What this task involves: Below are records; report the number of lines in them that include the word "title", with no other text.

Interface dataset entries:
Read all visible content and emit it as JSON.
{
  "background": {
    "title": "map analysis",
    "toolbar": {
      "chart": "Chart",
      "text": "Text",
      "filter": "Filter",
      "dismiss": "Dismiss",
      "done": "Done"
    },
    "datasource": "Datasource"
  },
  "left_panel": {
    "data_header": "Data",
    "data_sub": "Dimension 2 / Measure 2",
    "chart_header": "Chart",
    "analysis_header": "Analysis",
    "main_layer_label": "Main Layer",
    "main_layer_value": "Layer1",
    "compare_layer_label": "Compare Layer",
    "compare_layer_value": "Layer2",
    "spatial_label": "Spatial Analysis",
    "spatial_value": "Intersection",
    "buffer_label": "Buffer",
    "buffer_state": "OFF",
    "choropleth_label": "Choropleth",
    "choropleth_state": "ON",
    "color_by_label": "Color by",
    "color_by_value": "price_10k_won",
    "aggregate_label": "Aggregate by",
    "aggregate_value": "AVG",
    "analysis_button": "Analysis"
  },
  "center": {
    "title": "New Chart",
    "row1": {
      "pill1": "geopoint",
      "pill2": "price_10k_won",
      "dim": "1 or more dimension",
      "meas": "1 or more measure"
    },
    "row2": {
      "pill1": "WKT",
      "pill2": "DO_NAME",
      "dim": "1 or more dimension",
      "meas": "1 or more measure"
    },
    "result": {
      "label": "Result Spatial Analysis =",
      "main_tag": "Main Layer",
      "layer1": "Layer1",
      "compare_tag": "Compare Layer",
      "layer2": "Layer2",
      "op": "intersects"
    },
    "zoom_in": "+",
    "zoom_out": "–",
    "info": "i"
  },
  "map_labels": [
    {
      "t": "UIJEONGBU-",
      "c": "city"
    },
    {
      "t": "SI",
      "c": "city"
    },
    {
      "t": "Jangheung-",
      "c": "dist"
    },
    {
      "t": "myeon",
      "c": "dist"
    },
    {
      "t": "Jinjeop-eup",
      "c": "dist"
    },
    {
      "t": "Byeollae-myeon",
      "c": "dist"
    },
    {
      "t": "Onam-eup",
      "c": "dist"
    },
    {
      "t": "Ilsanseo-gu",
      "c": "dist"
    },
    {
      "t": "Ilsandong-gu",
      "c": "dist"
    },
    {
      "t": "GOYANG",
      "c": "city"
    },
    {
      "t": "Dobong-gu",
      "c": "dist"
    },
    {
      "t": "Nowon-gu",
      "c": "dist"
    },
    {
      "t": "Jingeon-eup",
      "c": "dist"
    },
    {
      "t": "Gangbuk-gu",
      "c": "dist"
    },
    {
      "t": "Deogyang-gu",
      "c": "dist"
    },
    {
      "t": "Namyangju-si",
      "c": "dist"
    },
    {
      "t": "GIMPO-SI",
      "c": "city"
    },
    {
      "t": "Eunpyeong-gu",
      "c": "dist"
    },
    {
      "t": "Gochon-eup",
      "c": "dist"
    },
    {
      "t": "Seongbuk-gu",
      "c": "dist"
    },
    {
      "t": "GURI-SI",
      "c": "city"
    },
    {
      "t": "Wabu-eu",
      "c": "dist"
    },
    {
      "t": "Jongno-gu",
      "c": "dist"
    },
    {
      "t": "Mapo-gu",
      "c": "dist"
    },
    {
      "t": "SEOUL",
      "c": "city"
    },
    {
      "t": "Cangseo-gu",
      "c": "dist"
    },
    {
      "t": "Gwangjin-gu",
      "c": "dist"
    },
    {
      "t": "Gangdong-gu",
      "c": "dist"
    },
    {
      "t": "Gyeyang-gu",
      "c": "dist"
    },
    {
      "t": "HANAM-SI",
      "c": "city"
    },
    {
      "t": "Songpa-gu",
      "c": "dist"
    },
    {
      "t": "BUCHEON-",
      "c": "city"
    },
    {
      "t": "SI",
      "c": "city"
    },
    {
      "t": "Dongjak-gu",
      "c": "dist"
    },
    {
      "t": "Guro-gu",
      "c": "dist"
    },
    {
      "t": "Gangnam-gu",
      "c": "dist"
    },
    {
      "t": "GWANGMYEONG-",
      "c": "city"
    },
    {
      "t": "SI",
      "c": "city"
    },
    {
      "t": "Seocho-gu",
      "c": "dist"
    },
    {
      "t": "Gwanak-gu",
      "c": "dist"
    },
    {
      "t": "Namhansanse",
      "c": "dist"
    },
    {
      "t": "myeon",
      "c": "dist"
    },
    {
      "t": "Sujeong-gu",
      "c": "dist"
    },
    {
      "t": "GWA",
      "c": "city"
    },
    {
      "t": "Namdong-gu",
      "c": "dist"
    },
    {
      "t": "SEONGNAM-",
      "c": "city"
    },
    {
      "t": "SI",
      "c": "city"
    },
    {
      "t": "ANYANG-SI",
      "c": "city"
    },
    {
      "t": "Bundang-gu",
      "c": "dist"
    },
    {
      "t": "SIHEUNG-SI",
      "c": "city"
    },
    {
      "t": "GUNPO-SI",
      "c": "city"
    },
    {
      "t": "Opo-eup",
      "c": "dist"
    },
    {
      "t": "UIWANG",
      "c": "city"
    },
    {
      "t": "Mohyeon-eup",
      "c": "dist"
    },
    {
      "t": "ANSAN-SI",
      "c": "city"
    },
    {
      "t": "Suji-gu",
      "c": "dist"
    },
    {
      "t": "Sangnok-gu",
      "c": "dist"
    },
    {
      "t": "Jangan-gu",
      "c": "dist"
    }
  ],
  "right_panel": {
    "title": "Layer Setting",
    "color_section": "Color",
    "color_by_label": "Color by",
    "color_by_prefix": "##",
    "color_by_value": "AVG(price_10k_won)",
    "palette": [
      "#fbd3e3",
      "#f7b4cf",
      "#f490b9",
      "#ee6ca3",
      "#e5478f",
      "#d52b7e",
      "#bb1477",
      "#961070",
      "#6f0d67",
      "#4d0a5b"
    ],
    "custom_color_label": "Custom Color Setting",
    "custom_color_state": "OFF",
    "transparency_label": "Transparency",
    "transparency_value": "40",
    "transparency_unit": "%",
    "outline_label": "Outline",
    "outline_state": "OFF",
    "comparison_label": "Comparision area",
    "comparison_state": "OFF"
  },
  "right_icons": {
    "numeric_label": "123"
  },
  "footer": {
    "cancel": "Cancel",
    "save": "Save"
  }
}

Your solution: 3